• **Information shown**

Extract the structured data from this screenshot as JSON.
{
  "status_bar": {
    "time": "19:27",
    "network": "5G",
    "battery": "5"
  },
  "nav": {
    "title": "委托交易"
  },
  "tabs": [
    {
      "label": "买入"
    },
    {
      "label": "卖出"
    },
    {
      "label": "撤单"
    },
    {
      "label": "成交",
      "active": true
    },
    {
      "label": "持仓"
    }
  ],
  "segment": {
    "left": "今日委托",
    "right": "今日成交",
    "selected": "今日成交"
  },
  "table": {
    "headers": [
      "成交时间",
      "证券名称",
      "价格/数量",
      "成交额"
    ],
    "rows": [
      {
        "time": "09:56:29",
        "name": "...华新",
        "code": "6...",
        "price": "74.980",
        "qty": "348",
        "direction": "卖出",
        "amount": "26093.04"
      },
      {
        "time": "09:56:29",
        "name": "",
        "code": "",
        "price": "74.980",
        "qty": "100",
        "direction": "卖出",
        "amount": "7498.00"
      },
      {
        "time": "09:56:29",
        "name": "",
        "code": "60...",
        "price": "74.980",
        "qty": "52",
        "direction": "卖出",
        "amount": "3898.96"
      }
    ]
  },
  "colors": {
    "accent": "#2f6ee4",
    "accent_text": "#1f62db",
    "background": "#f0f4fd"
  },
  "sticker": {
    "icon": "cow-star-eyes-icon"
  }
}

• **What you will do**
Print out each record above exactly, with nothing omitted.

• **Finished exercise**
Extract the structured data from this screenshot as JSON.
{
  "status_bar": {
    "time": "19:27",
    "network": "5G",
    "battery": "5"
  },
  "nav": {
    "title": "委托交易"
  },
  "tabs": [
    {
      "label": "买入"
    },
    {
      "label": "卖出"
    },
    {
      "label": "撤单"
    },
    {
      "label": "成交",
      "active": true
    },
    {
      "label": "持仓"
    }
  ],
  "segment": {
    "left": "今日委托",
    "right": "今日成交",
    "selected": "今日成交"
  },
  "table": {
    "headers": [
      "成交时间",
      "证券名称",
      "价格/数量",
      "成交额"
    ],
    "rows": [
      {
        "time": "09:56:29",
        "name": "...华新",
        "code": "6...",
        "price": "74.980",
        "qty": "348",
        "direction": "卖出",
        "amount": "26093.04"
      },
      {
        "time": "09:56:29",
        "name": "",
        "code": "",
        "price": "74.980",
        "qty": "100",
        "direction": "卖出",
        "amount": "7498.00"
      },
      {
        "time": "09:56:29",
        "name": "",
        "code": "60...",
        "price": "74.980",
        "qty": "52",
        "direction": "卖出",
        "amount": "3898.96"
      }
    ]
  },
  "colors": {
    "accent": "#2f6ee4",
    "accent_text": "#1f62db",
    "background": "#f0f4fd"
  },
  "sticker": {
    "icon": "cow-star-eyes-icon"
  }
}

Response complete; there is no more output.